The ancient and hoary myth that the American Serviceman is somehow more virile than his Old-World counterparts: a myth which sustained Hollywood successfully during and immediately after the war years, when the implication was firmly rooted in the minds of the mass audiences that fighting with lethal weapons was rather a lark anyway, and that in any case it was only engaged in if there weren't any girls around to chase at that particular moment—this myth served to enhance the spurious glamour with which war subjects were treated. Nowadays, of course, this glamour has been replaced by cynical detachment. War is still a game, albeit a somewhat wry one….
Not With My Wife You Don't … harks back to the 'glamour' school. (p. 31)

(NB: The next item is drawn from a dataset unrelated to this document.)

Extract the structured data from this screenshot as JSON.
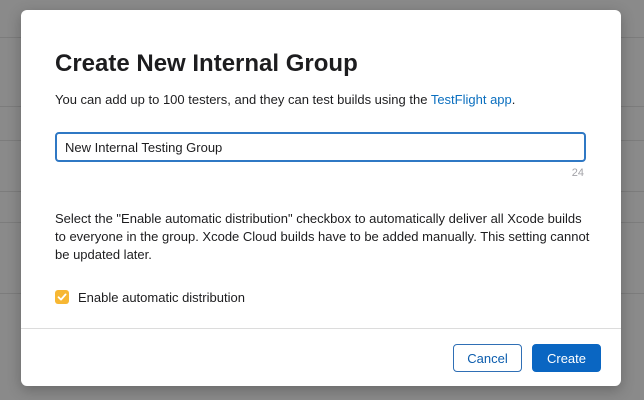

A reasonably good script helps the old chestnut along, and the double crosses and double-double crosses are diverting…. If present-day audiences tend to look for rather more cake in the cinema than of yore, bread and butter is still a staple diet. This story has been the cinema's bread and butter since Lumiere. (p. 32)
Richard Davis, "Reviews of New Films: 'Not with My Wife You Don't'" (© copyright Richard Davis 1967; reprinted with permission), in Films and Filming, Vol. 13, No. 5, February, 1967, pp. 31-2.